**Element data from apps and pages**
****************************************

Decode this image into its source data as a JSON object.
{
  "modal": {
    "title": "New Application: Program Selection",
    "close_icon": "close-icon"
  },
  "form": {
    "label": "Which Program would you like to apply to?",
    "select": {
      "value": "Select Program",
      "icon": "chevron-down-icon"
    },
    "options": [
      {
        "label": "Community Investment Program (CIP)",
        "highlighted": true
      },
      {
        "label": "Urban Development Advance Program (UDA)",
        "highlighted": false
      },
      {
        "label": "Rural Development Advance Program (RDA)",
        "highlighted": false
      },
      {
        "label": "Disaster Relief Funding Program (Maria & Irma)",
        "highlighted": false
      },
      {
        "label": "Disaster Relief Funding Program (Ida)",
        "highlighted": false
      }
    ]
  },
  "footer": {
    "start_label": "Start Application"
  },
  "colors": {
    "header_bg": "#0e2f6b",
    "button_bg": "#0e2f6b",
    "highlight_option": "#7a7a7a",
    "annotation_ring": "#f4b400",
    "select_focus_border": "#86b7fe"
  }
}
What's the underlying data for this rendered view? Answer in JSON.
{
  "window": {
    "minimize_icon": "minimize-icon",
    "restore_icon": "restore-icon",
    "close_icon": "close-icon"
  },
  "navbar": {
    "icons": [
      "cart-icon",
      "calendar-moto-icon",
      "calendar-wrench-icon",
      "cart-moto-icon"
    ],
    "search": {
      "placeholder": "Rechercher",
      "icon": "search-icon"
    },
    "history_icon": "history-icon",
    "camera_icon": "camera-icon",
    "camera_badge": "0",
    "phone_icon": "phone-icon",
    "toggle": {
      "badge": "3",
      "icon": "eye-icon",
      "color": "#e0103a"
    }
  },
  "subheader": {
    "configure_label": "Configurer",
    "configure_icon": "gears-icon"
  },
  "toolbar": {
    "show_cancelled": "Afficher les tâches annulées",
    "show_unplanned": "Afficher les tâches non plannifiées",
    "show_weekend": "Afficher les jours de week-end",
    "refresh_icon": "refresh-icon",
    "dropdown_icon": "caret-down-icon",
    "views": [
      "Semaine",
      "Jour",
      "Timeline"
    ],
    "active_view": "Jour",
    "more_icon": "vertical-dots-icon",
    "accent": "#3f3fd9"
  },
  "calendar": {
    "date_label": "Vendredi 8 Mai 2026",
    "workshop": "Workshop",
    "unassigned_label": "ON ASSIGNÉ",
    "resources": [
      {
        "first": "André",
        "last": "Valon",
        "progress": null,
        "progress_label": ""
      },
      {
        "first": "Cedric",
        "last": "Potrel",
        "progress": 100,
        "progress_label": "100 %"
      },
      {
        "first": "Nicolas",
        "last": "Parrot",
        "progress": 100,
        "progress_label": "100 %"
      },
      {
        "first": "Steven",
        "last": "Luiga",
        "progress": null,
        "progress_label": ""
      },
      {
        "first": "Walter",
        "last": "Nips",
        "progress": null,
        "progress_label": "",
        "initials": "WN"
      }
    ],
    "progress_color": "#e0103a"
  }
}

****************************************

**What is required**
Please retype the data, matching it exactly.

**Result of this task**
Decode this image into its source data as a JSON object.
{
  "modal": {
    "title": "New Application: Program Selection",
    "close_icon": "close-icon"
  },
  "form": {
    "label": "Which Program would you like to apply to?",
    "select": {
      "value": "Select Program",
      "icon": "chevron-down-icon"
    },
    "options": [
      {
        "label": "Community Investment Program (CIP)",
        "highlighted": true
      },
      {
        "label": "Urban Development Advance Program (UDA)",
        "highlighted": false
      },
      {
        "label": "Rural Development Advance Program (RDA)",
        "highlighted": false
      },
      {
        "label": "Disaster Relief Funding Program (Maria & Irma)",
        "highlighted": false
      },
      {
        "label": "Disaster Relief Funding Program (Ida)",
        "highlighted": false
      }
    ]
  },
  "footer": {
    "start_label": "Start Application"
  },
  "colors": {
    "header_bg": "#0e2f6b",
    "button_bg": "#0e2f6b",
    "highlight_option": "#7a7a7a",
    "annotation_ring": "#f4b400",
    "select_focus_border": "#86b7fe"
  }
}
What's the underlying data for this rendered view? Answer in JSON.
{
  "window": {
    "minimize_icon": "minimize-icon",
    "restore_icon": "restore-icon",
    "close_icon": "close-icon"
  },
  "navbar": {
    "icons": [
      "cart-icon",
      "calendar-moto-icon",
      "calendar-wrench-icon",
      "cart-moto-icon"
    ],
    "search": {
      "placeholder": "Rechercher",
      "icon": "search-icon"
    },
    "history_icon": "history-icon",
    "camera_icon": "camera-icon",
    "camera_badge": "0",
    "phone_icon": "phone-icon",
    "toggle": {
      "badge": "3",
      "icon": "eye-icon",
      "color": "#e0103a"
    }
  },
  "subheader": {
    "configure_label": "Configurer",
    "configure_icon": "gears-icon"
  },
  "toolbar": {
    "show_cancelled": "Afficher les tâches annulées",
    "show_unplanned": "Afficher les tâches non plannifiées",
    "show_weekend": "Afficher les jours de week-end",
    "refresh_icon": "refresh-icon",
    "dropdown_icon": "caret-down-icon",
    "views": [
      "Semaine",
      "Jour",
      "Timeline"
    ],
    "active_view": "Jour",
    "more_icon": "vertical-dots-icon",
    "accent": "#3f3fd9"
  },
  "calendar": {
    "date_label": "Vendredi 8 Mai 2026",
    "workshop": "Workshop",
    "unassigned_label": "ON ASSIGNÉ",
    "resources": [
      {
        "first": "André",
        "last": "Valon",
        "progress": null,
        "progress_label": ""
      },
      {
        "first": "Cedric",
        "last": "Potrel",
        "progress": 100,
        "progress_label": "100 %"
      },
      {
        "first": "Nicolas",
        "last": "Parrot",
        "progress": 100,
        "progress_label": "100 %"
      },
      {
        "first": "Steven",
        "last": "Luiga",
        "progress": null,
        "progress_label": ""
      },
      {
        "first": "Walter",
        "last": "Nips",
        "progress": null,
        "progress_label": "",
        "initials": "WN"
      }
    ],
    "progress_color": "#e0103a"
  }
}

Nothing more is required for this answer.